There’s a whole raft of features and improvements that I love about this. New maps; new mission types; new weapons; even new customizations for your squaddies. Though, like I said, it really ratchets up the difficult and stress early game. At one point I was a 19 hour counter (game time) away from losing, and only managed to save my bacon with a last-ditch desperate combat mission to destroy an important alien facility, a mission I wasn’t sure I was ready for. I never got that close again, but it was a near miss I didn’t care to repeat. Too early in the game for that to happen. I changed some of the ways I played and I think that helped.
The only bad part about the expansion is how much easier things are late game. The ability to increase soldier’s skill points to god-like levels, the new weapons (each overlord provides a unique weapon that’s a bit better than anything you can research – the sniper rifle alone is probably a bit too powerful, allowing you to move and fire in the same round, which had previously provided a check to snipers), everything combines to ensure you wind up with not one or two but as many as three or four competent and diverse teams of soldiers to carry out missions. I had enough I never worried if one were to be out wounded for a while, although by the end of the game most of my missions were coming back as “flawless” with almost zero opportunity for opposing forces to get a shot in edgewise before I’d taken them out.
Spoiler alert: in the original XCom 2 final battle, I remember spending HOURS getting through it, and losing three soldiers to the final boss and his minions. It was nearly a crushing defeat and the win was so very sweet. With War of the Chosen, I’d killed the boss 2 out of the 3 times required – the first time before he ever got off a single shot – before any of my soldiers took damage. In the end, only 1 soldier was wounded and nearly killed, but even they survived, and it was over in a total of 12 rounds. Much too easy I thought, though I still savored the victory. Then again, after spending so long fighting so hard, maybe I sort of enjoyed a bit more of a breeze through at the end. And, on the third hand, I beat XCom: Enemy Within even more easily with two shots on encountering that game’s final boss, so this was definitely more challenging.
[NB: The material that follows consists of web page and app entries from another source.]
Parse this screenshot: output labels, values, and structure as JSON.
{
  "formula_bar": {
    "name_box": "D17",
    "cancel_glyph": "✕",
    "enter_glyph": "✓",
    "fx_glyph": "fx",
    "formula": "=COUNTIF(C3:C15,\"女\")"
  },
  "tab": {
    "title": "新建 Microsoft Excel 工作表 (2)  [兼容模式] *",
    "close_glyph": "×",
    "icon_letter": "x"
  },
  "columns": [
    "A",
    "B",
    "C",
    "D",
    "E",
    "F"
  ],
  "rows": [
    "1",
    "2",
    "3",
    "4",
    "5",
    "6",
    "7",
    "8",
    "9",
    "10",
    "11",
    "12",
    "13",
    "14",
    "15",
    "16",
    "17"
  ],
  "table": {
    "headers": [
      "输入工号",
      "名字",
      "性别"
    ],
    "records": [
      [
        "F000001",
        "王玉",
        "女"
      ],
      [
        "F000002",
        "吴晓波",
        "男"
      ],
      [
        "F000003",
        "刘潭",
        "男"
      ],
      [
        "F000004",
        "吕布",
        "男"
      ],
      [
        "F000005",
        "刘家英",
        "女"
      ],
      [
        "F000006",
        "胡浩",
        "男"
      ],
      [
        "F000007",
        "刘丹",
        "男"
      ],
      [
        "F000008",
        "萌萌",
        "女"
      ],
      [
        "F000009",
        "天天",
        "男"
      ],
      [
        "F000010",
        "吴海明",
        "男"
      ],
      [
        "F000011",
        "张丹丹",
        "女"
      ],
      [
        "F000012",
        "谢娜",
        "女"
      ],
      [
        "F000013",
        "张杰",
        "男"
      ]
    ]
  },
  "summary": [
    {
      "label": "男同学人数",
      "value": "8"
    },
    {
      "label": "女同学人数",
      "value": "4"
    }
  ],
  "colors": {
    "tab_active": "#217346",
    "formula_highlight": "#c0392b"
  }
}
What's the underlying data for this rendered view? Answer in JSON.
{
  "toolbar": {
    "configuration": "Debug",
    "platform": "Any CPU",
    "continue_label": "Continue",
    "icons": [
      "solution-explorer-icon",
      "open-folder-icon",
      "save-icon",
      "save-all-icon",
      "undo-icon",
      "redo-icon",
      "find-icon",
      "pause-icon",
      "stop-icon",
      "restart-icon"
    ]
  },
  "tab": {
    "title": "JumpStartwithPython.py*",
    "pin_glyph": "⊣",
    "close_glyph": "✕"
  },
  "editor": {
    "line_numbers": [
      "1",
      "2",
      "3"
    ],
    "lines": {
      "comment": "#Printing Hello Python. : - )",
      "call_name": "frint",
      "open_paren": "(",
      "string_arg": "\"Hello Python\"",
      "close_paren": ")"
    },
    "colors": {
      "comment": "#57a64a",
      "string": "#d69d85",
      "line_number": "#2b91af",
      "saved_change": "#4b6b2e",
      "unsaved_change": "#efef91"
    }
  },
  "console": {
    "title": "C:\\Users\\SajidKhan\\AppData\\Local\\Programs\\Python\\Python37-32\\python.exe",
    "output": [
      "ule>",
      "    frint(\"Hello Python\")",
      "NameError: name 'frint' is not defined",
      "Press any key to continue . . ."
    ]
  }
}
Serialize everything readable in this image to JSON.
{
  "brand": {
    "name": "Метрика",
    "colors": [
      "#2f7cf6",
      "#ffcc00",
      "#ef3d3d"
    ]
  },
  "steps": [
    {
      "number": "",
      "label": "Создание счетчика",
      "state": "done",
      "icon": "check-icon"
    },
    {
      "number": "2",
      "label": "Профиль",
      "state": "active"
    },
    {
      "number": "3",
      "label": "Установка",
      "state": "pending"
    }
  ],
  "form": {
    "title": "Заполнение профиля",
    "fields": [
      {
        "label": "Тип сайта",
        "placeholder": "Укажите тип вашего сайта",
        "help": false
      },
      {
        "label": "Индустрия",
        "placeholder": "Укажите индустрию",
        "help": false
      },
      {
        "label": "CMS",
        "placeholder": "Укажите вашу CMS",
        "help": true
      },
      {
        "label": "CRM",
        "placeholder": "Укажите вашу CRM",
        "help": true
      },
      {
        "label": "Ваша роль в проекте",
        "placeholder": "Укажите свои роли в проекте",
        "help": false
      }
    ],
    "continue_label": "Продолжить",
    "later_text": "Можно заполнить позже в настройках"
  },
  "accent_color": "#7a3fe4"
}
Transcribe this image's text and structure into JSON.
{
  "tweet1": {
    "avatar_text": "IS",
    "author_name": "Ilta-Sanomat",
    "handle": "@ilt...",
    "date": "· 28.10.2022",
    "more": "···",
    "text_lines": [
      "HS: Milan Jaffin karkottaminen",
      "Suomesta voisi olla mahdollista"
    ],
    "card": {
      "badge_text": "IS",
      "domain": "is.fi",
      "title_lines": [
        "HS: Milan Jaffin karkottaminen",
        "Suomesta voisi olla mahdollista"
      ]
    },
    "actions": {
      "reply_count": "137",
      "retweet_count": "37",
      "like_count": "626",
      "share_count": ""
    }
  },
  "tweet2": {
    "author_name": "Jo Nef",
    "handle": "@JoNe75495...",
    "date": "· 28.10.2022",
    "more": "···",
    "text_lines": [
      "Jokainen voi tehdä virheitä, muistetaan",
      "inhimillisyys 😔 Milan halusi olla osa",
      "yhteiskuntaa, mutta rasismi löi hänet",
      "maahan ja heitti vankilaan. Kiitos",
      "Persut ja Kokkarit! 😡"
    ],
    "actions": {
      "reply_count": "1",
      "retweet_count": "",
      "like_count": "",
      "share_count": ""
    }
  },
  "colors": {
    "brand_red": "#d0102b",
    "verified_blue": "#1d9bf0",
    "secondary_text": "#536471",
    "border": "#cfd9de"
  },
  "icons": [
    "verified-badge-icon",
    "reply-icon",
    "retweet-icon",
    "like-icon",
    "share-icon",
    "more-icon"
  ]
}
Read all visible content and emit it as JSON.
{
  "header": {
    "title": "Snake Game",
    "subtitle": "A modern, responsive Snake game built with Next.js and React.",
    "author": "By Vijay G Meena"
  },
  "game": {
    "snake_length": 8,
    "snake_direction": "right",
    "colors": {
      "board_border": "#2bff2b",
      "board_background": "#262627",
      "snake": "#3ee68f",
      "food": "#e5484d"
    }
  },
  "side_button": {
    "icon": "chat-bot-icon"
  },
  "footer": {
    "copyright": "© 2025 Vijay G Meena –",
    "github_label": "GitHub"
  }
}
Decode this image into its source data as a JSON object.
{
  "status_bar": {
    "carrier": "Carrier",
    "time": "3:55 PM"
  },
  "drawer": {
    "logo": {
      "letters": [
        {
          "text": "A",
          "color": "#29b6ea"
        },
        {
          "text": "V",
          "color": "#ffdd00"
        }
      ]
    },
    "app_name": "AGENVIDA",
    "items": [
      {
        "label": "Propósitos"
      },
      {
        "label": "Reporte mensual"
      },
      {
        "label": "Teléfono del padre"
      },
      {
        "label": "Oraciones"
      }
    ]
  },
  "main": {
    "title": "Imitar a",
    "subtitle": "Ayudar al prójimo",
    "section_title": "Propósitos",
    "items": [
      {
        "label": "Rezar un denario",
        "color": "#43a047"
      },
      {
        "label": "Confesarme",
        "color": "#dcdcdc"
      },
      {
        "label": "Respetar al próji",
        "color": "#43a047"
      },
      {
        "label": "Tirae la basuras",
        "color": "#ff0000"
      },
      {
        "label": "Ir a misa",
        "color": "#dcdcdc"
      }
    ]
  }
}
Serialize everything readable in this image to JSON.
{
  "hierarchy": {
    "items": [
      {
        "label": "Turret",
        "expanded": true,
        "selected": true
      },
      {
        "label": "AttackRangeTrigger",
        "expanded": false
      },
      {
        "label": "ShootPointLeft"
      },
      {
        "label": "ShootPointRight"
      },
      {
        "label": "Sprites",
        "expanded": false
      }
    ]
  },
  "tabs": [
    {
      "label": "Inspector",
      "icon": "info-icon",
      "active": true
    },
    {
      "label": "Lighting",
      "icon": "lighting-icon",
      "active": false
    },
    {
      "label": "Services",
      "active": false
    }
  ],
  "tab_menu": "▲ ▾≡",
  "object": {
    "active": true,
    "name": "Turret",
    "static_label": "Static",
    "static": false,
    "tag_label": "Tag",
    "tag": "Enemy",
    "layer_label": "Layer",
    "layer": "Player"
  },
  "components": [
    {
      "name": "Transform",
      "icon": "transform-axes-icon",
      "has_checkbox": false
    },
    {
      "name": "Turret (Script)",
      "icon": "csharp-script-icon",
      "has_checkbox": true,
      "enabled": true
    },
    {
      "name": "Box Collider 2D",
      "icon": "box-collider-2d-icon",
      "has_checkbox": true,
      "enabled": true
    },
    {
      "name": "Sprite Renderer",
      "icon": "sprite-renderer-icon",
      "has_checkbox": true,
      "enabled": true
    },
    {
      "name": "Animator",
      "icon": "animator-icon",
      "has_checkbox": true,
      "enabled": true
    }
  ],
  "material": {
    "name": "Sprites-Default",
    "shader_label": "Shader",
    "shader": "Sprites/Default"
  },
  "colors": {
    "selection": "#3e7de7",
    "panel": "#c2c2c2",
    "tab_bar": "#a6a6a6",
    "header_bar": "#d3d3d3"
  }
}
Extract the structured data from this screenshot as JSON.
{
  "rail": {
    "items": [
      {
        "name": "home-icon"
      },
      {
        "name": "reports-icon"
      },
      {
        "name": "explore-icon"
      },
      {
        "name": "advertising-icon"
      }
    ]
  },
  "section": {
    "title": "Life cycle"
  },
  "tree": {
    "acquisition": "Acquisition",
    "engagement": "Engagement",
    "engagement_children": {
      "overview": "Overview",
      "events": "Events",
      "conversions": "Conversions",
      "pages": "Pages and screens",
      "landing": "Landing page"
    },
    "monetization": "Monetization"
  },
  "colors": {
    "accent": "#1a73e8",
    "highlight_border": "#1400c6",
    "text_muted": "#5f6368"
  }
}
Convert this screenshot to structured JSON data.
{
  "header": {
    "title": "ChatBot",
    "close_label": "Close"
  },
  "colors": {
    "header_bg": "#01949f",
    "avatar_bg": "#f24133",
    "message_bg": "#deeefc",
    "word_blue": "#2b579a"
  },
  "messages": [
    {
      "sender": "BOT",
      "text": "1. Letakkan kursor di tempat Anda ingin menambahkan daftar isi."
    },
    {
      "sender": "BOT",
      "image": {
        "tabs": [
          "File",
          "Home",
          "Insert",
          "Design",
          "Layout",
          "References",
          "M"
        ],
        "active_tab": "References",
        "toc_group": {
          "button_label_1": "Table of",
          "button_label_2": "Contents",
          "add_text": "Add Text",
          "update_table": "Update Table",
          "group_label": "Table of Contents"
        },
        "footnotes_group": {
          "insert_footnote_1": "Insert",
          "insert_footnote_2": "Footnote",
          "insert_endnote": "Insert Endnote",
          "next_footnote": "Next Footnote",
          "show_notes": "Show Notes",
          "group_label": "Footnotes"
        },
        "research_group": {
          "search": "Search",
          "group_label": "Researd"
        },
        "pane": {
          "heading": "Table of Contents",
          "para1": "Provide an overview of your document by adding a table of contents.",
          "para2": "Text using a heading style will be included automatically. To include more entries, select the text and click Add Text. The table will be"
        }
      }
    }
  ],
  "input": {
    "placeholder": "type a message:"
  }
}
War of the Chosen is a very worthy expansion I’m glad I finally picked up. Highly recommend this if you’re into turn-based strategy games and/or the XCom franchise in general. 9 out of 10 pieces of Reynolds wrap.